TASK PROMPT: Emit the data below verbatim, stripping out any pictures.

(Extracted records)

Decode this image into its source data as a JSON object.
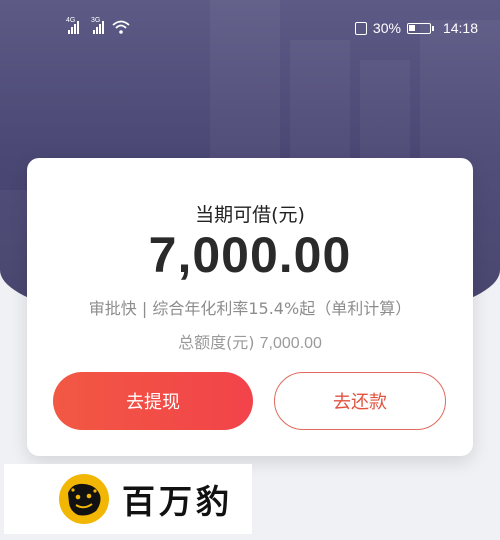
{
  "status_bar": {
    "signal1_label": "4G",
    "signal2_label": "3G",
    "battery": "30%",
    "battery_level": 0.3,
    "time": "14:18"
  },
  "loan_card": {
    "title": "当期可借(元)",
    "amount": "7,000.00",
    "description": "审批快 | 综合年化利率15.4%起（单利计算）",
    "total_label": "总额度(元)",
    "total_value": "7,000.00",
    "withdraw_button": "去提现",
    "repay_button": "去还款"
  },
  "brand": {
    "name": "百万豹"
  },
  "colors": {
    "header_bg": "#4b4875",
    "primary_button": "#f24a45",
    "secondary_border": "#e06a5e"
  }
}
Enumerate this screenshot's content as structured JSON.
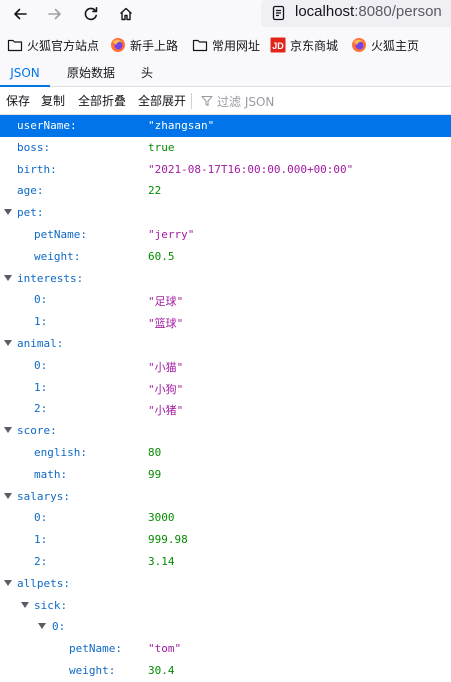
{
  "navbar": {
    "url_host": "localhost",
    "url_rest": ":8080/person"
  },
  "bookmarks": [
    {
      "label": "火狐官方站点",
      "icon": "folder-icon"
    },
    {
      "label": "新手上路",
      "icon": "firefox-icon"
    },
    {
      "label": "常用网址",
      "icon": "folder-icon"
    },
    {
      "label": "京东商城",
      "icon": "jd-icon"
    },
    {
      "label": "火狐主页",
      "icon": "firefox-icon"
    }
  ],
  "tabs": {
    "json": "JSON",
    "raw": "原始数据",
    "headers": "头"
  },
  "toolbar": {
    "save": "保存",
    "copy": "复制",
    "collapse_all": "全部折叠",
    "expand_all": "全部展开",
    "filter_placeholder": "过滤 JSON"
  },
  "rows": [
    {
      "key": "userName:",
      "value": "\"zhangsan\"",
      "type": "str",
      "depth": 0
    },
    {
      "key": "boss:",
      "value": "true",
      "type": "bool",
      "depth": 0
    },
    {
      "key": "birth:",
      "value": "\"2021-08-17T16:00:00.000+00:00\"",
      "type": "str",
      "depth": 0
    },
    {
      "key": "age:",
      "value": "22",
      "type": "num",
      "depth": 0
    },
    {
      "key": "pet:",
      "value": "",
      "type": "obj",
      "depth": 0
    },
    {
      "key": "petName:",
      "value": "\"jerry\"",
      "type": "str",
      "depth": 1
    },
    {
      "key": "weight:",
      "value": "60.5",
      "type": "num",
      "depth": 1
    },
    {
      "key": "interests:",
      "value": "",
      "type": "obj",
      "depth": 0
    },
    {
      "key": "0:",
      "value": "\"足球\"",
      "type": "str",
      "depth": 1
    },
    {
      "key": "1:",
      "value": "\"篮球\"",
      "type": "str",
      "depth": 1
    },
    {
      "key": "animal:",
      "value": "",
      "type": "obj",
      "depth": 0
    },
    {
      "key": "0:",
      "value": "\"小猫\"",
      "type": "str",
      "depth": 1
    },
    {
      "key": "1:",
      "value": "\"小狗\"",
      "type": "str",
      "depth": 1
    },
    {
      "key": "2:",
      "value": "\"小猪\"",
      "type": "str",
      "depth": 1
    },
    {
      "key": "score:",
      "value": "",
      "type": "obj",
      "depth": 0
    },
    {
      "key": "english:",
      "value": "80",
      "type": "num",
      "depth": 1
    },
    {
      "key": "math:",
      "value": "99",
      "type": "num",
      "depth": 1
    },
    {
      "key": "salarys:",
      "value": "",
      "type": "obj",
      "depth": 0
    },
    {
      "key": "0:",
      "value": "3000",
      "type": "num",
      "depth": 1
    },
    {
      "key": "1:",
      "value": "999.98",
      "type": "num",
      "depth": 1
    },
    {
      "key": "2:",
      "value": "3.14",
      "type": "num",
      "depth": 1
    },
    {
      "key": "allpets:",
      "value": "",
      "type": "obj",
      "depth": 0
    },
    {
      "key": "sick:",
      "value": "",
      "type": "obj",
      "depth": 1
    },
    {
      "key": "0:",
      "value": "",
      "type": "obj",
      "depth": 2
    },
    {
      "key": "petName:",
      "value": "\"tom\"",
      "type": "str",
      "depth": 3
    },
    {
      "key": "weight:",
      "value": "30.4",
      "type": "num",
      "depth": 3
    }
  ]
}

ANSWER SPACE:
Decode this image into its source data as a JSON object.
{
  "status_bar": {
    "signal1_label": "4G",
    "signal2_label": "3G",
    "battery": "30%",
    "battery_level": 0.3,
    "time": "14:18"
  },
  "loan_card": {
    "title": "当期可借(元)",
    "amount": "7,000.00",
    "description": "审批快 | 综合年化利率15.4%起（单利计算）",
    "total_label": "总额度(元)",
    "total_value": "7,000.00",
    "withdraw_button": "去提现",
    "repay_button": "去还款"
  },
  "brand": {
    "name": "百万豹"
  },
  "colors": {
    "header_bg": "#4b4875",
    "primary_button": "#f24a45",
    "secondary_border": "#e06a5e"
  }
}
Enumerate this screenshot's content as structured JSON.
{
  "navbar": {
    "url_host": "localhost",
    "url_rest": ":8080/person"
  },
  "bookmarks": [
    {
      "label": "火狐官方站点",
      "icon": "folder-icon"
    },
    {
      "label": "新手上路",
      "icon": "firefox-icon"
    },
    {
      "label": "常用网址",
      "icon": "folder-icon"
    },
    {
      "label": "京东商城",
      "icon": "jd-icon"
    },
    {
      "label": "火狐主页",
      "icon": "firefox-icon"
    }
  ],
  "tabs": {
    "json": "JSON",
    "raw": "原始数据",
    "headers": "头"
  },
  "toolbar": {
    "save": "保存",
    "copy": "复制",
    "collapse_all": "全部折叠",
    "expand_all": "全部展开",
    "filter_placeholder": "过滤 JSON"
  },
  "rows": [
    {
      "key": "userName:",
      "value": "\"zhangsan\"",
      "type": "str",
      "depth": 0
    },
    {
      "key": "boss:",
      "value": "true",
      "type": "bool",
      "depth": 0
    },
    {
      "key": "birth:",
      "value": "\"2021-08-17T16:00:00.000+00:00\"",
      "type": "str",
      "depth": 0
    },
    {
      "key": "age:",
      "value": "22",
      "type": "num",
      "depth": 0
    },
    {
      "key": "pet:",
      "value": "",
      "type": "obj",
      "depth": 0
    },
    {
      "key": "petName:",
      "value": "\"jerry\"",
      "type": "str",
      "depth": 1
    },
    {
      "key": "weight:",
      "value": "60.5",
      "type": "num",
      "depth": 1
    },
    {
      "key": "interests:",
      "value": "",
      "type": "obj",
      "depth": 0
    },
    {
      "key": "0:",
      "value": "\"足球\"",
      "type": "str",
      "depth": 1
    },
    {
      "key": "1:",
      "value": "\"篮球\"",
      "type": "str",
      "depth": 1
    },
    {
      "key": "animal:",
      "value": "",
      "type": "obj",
      "depth": 0
    },
    {
      "key": "0:",
      "value": "\"小猫\"",
      "type": "str",
      "depth": 1
    },
    {
      "key": "1:",
      "value": "\"小狗\"",
      "type": "str",
      "depth": 1
    },
    {
      "key": "2:",
      "value": "\"小猪\"",
      "type": "str",
      "depth": 1
    },
    {
      "key": "score:",
      "value": "",
      "type": "obj",
      "depth": 0
    },
    {
      "key": "english:",
      "value": "80",
      "type": "num",
      "depth": 1
    },
    {
      "key": "math:",
      "value": "99",
      "type": "num",
      "depth": 1
    },
    {
      "key": "salarys:",
      "value": "",
      "type": "obj",
      "depth": 0
    },
    {
      "key": "0:",
      "value": "3000",
      "type": "num",
      "depth": 1
    },
    {
      "key": "1:",
      "value": "999.98",
      "type": "num",
      "depth": 1
    },
    {
      "key": "2:",
      "value": "3.14",
      "type": "num",
      "depth": 1
    },
    {
      "key": "allpets:",
      "value": "",
      "type": "obj",
      "depth": 0
    },
    {
      "key": "sick:",
      "value": "",
      "type": "obj",
      "depth": 1
    },
    {
      "key": "0:",
      "value": "",
      "type": "obj",
      "depth": 2
    },
    {
      "key": "petName:",
      "value": "\"tom\"",
      "type": "str",
      "depth": 3
    },
    {
      "key": "weight:",
      "value": "30.4",
      "type": "num",
      "depth": 3
    }
  ]
}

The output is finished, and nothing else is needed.